In Focus: Tax  

Tax changes are 'inevitable' for crypto

Tax changes are 'inevitable' for crypto
 Photo: Alesia Kozik via Pexels

Tax regimes for crypto and digital assets would help to legitimise the industry, professionals have claimed.

According to membership body Global Digital Finance, which canvassed opinion among 22 of its professional crypto and digital finance members, there is strong support for introducing a global tax regime for crypto.

Eleven 'agreed' and eight 'strongly agreed' that the introduction of new tax regimes would 'legitimise the industry' globally; indeed, the majority of professionals canvassed said it was 'inevitable' that tax changes were coming.

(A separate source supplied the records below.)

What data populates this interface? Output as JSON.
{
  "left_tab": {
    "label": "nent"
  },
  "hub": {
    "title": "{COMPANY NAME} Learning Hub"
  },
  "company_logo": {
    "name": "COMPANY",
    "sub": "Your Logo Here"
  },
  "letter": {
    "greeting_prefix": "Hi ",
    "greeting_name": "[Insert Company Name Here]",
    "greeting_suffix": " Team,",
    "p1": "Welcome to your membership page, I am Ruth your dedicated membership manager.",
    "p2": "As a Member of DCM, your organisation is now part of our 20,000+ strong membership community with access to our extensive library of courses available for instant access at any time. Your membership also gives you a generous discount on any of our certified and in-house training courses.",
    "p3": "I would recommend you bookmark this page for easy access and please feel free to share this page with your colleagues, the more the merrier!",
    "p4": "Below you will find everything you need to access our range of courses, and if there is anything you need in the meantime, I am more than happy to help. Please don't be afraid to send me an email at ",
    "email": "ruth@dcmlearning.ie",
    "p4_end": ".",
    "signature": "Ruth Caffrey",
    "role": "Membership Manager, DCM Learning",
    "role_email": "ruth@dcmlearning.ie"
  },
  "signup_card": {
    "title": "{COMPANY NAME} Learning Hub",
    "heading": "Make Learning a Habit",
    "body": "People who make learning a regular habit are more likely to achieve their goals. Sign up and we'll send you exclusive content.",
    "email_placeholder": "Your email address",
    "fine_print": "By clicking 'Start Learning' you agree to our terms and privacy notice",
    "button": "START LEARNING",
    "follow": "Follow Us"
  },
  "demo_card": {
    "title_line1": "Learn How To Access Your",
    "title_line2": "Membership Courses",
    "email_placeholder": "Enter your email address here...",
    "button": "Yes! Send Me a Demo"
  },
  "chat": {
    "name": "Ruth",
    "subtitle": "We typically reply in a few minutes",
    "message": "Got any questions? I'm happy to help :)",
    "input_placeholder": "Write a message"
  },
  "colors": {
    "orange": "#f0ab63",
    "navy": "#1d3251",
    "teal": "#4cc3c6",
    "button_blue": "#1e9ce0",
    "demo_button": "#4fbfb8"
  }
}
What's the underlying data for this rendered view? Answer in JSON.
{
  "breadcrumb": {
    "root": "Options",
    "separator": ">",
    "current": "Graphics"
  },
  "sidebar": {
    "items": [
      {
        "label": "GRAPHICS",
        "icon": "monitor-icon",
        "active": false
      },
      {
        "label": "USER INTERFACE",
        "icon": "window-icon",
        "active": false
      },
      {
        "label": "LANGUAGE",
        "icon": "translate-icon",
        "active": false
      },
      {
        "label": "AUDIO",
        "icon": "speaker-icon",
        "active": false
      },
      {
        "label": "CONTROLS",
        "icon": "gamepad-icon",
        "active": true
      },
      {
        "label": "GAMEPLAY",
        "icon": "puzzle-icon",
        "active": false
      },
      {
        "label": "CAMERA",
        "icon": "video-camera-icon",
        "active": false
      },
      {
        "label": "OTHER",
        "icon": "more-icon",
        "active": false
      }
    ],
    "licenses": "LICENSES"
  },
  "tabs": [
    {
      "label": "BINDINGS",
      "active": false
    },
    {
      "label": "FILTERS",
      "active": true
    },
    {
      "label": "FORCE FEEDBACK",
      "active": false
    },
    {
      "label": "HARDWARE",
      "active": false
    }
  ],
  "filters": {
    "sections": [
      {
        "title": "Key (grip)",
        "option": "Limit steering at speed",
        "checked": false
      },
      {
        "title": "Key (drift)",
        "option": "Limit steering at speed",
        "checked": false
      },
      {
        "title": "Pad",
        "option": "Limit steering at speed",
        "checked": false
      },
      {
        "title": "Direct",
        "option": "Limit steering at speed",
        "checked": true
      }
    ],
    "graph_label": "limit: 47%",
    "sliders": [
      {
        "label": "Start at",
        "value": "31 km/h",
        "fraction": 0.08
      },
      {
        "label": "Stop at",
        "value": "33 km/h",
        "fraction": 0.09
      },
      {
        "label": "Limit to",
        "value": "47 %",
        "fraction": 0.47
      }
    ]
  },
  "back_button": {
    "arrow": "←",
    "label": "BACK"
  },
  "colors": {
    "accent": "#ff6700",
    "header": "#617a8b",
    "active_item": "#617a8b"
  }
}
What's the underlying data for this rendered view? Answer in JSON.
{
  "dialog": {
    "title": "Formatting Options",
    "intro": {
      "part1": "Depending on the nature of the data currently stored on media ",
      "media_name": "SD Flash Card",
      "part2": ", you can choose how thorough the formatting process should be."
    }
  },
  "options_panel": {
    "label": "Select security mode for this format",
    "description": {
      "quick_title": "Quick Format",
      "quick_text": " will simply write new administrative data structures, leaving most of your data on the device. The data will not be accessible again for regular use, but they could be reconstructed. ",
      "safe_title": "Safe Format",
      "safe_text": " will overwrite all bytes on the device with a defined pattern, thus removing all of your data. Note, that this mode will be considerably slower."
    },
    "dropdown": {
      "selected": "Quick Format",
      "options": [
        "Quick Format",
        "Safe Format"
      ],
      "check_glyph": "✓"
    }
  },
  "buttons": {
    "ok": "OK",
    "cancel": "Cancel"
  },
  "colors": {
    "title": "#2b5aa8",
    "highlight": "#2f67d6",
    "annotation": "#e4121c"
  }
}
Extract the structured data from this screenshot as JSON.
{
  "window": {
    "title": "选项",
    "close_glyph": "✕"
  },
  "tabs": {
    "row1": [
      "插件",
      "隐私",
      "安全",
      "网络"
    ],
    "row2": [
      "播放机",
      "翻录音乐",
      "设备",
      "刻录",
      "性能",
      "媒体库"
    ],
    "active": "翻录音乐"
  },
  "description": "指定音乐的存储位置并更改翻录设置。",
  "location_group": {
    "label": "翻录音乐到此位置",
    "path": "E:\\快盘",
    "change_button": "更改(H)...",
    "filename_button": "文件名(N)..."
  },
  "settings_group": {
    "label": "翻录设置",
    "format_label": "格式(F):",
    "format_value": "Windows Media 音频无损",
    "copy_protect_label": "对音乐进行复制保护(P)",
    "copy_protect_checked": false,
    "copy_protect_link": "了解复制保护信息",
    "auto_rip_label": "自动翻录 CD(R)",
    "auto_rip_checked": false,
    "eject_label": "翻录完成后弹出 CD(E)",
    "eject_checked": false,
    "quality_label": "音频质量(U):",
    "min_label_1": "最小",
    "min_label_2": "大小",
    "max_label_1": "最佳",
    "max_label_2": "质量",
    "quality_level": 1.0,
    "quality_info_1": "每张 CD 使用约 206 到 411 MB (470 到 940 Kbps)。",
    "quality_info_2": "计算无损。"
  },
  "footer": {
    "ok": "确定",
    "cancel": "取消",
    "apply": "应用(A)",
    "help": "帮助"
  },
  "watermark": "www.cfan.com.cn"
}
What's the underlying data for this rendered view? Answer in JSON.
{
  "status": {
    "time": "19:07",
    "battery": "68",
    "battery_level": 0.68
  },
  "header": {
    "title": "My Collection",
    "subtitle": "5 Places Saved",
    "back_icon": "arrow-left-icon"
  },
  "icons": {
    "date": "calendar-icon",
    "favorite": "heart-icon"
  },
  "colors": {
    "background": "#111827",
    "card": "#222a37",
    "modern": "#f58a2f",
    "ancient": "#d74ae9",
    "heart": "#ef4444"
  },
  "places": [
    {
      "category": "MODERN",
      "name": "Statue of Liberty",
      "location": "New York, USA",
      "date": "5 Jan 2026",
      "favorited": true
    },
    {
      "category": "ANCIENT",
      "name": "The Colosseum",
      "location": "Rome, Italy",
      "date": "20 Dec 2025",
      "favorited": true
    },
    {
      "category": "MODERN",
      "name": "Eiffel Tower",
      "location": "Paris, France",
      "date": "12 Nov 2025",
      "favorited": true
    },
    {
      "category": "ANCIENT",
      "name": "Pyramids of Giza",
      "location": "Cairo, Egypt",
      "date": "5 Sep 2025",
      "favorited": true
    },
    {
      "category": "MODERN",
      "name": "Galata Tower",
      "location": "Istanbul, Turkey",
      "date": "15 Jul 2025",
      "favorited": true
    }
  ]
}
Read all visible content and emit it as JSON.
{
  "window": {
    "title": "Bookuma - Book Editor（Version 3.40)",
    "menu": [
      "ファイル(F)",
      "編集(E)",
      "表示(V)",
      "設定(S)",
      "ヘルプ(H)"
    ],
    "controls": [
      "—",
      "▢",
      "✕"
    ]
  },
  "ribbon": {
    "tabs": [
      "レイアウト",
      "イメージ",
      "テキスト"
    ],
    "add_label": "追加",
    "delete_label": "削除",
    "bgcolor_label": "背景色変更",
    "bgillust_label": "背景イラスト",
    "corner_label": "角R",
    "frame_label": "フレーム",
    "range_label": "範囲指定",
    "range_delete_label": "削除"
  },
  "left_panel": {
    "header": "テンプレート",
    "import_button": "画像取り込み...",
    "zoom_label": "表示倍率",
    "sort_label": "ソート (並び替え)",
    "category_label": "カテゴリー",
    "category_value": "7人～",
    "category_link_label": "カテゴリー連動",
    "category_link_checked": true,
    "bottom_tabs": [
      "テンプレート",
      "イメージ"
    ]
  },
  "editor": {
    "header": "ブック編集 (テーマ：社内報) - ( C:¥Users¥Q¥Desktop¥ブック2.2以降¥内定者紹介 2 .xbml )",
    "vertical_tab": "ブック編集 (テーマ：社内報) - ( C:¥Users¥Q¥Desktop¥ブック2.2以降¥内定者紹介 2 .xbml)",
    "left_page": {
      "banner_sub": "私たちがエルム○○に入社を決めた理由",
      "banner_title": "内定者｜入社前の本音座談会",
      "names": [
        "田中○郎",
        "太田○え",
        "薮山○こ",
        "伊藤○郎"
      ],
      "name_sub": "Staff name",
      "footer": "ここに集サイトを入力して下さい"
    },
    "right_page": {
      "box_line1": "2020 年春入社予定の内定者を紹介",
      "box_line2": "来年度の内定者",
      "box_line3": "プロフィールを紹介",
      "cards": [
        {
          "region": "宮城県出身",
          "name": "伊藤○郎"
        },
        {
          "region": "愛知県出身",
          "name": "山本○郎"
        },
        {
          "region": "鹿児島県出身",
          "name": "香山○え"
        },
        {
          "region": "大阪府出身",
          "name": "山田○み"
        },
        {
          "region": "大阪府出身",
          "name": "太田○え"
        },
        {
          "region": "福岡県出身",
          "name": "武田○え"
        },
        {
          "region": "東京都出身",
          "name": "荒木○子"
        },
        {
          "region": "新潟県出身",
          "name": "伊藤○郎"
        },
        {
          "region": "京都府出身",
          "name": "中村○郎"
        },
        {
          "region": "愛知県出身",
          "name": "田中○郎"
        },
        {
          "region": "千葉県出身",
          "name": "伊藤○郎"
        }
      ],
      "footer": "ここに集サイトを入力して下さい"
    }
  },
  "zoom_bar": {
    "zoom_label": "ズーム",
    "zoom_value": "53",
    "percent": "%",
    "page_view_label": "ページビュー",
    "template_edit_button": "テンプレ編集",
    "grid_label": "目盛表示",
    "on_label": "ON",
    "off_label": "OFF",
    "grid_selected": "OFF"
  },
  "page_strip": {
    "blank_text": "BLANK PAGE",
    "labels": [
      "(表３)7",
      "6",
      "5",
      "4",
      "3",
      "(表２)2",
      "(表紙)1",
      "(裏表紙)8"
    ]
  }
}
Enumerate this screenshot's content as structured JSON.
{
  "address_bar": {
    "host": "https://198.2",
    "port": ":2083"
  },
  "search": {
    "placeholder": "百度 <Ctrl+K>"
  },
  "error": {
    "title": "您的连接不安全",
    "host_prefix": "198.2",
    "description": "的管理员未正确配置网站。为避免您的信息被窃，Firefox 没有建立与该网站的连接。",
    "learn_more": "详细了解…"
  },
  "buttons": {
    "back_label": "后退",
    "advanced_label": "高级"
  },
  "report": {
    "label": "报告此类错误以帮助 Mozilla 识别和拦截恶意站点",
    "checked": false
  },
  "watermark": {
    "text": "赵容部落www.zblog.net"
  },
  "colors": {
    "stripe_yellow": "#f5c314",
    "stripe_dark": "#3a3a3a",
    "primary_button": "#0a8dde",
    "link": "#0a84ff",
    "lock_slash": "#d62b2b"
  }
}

Lawrence Wintermeyer, executive co-chairman of Global Digital Finance, said: “Changes in the tax treatment of crypto and digital assets are seen as inevitable by tax and legal professionals engaged in the market and will be welcomed by GDF members."

Already in the UK HM Revenue & Customs applies the rules of 'personal investment' to crypto assets, meaning the holder is liable to pay capital gains tax when they dispose of their crypto assets.

Cryptoassets are also considered as 'property' for the purposes of inheritance tax.

According to HMRC's latest Crypto Assets manual, individuals will also be liable to pay income tax and National Insurance contributions on cryptoassets which they receive from:

  • Their employer as a form of non-cash payment
  • Mining, transaction confirmation or airdrops

There may be cases where the individual is running a business which is carrying on a financial trade in cryptoassets and they will therefore have taxable trading profits. In such cases, income tax rules would take priority over the CGT rules.

Singapore and Switzerland are seen as the countries with the most advanced tax laws on digital assets, according to nine of the 22 surveyed.

The US was selected by seven participants while Japan received four votes and the UK three.

A move to harmonise tax treatment of cryptoassets globally might create a more level playing field for each country, but those working in the industry are also worried that wave after wave of tax changes could damage crypto.

Respondents to GDF's poll believed the main areas tax authorities should focus on should be which exchanges of crypto and digital assets constitute taxable events, and then the classification of crypto and digital assets for tax purposes.

Nine of the 22 surveyed believed changes would hinder the growth of the nascent industry while eight disagreed and five expressed no opinion.

Eleven agreed such assets should be subject to their own distinct tax regime.

Wintermeyer added: “The tax treatment of crypto and digital assets must be consistent and fair if governments are to embrace digital assets and the economic growth opportunities they offer while avoiding the tax arbitrage of the dotcom era."

simoney.kyriakou@ft.com